§ Work to be completed
Go through the listing and pick out each line with the word "face" in it.
*** Block opens ***
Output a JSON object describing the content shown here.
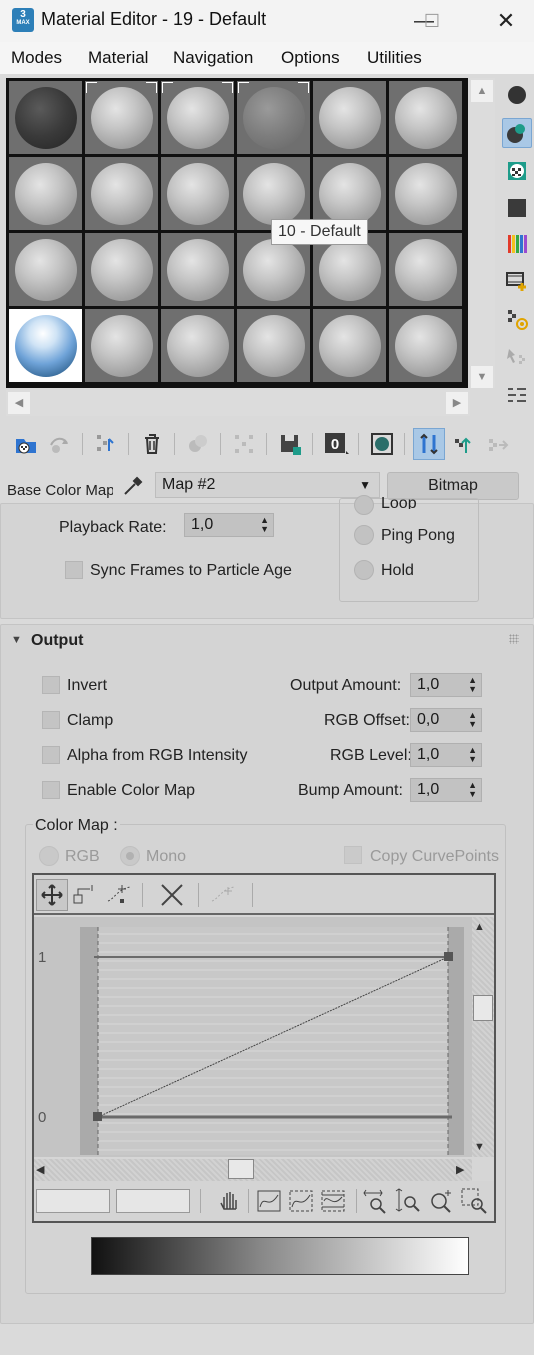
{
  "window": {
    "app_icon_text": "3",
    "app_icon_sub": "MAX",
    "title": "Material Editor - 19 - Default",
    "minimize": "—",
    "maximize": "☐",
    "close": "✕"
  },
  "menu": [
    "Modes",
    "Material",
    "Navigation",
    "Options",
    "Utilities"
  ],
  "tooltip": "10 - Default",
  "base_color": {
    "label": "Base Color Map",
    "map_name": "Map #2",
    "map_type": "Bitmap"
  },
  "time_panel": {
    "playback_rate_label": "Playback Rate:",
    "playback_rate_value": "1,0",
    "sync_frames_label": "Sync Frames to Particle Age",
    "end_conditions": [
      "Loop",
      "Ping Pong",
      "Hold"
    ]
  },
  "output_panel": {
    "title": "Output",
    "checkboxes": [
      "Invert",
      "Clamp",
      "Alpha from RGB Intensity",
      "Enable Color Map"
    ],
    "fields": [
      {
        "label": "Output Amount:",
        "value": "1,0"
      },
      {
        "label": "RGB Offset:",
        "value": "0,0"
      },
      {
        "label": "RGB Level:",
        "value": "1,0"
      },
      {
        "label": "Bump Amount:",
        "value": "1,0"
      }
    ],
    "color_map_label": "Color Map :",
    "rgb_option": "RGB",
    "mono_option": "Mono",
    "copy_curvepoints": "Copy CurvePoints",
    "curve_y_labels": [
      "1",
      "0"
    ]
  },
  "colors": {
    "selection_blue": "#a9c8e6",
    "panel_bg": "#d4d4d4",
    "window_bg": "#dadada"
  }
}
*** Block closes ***
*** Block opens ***
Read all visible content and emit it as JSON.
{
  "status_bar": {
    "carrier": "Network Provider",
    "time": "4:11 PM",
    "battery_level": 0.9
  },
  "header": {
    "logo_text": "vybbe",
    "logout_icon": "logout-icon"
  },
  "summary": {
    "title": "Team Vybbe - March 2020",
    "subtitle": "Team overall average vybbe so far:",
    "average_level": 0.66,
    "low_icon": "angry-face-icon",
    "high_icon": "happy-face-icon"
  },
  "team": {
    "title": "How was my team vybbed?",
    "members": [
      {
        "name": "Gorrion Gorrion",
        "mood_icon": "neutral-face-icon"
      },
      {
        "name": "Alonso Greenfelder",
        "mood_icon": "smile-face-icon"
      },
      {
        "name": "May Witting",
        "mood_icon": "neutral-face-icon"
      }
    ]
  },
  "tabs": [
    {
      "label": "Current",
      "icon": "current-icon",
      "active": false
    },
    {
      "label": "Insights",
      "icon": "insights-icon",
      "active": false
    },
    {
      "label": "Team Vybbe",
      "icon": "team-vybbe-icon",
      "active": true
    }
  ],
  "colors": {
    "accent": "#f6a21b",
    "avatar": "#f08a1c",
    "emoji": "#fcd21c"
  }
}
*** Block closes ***
§ Answer to the exercise
    "low_icon": "angry-face-icon",
    "high_icon": "happy-face-icon"
        "mood_icon": "neutral-face-icon"
        "mood_icon": "smile-face-icon"
        "mood_icon": "neutral-face-icon"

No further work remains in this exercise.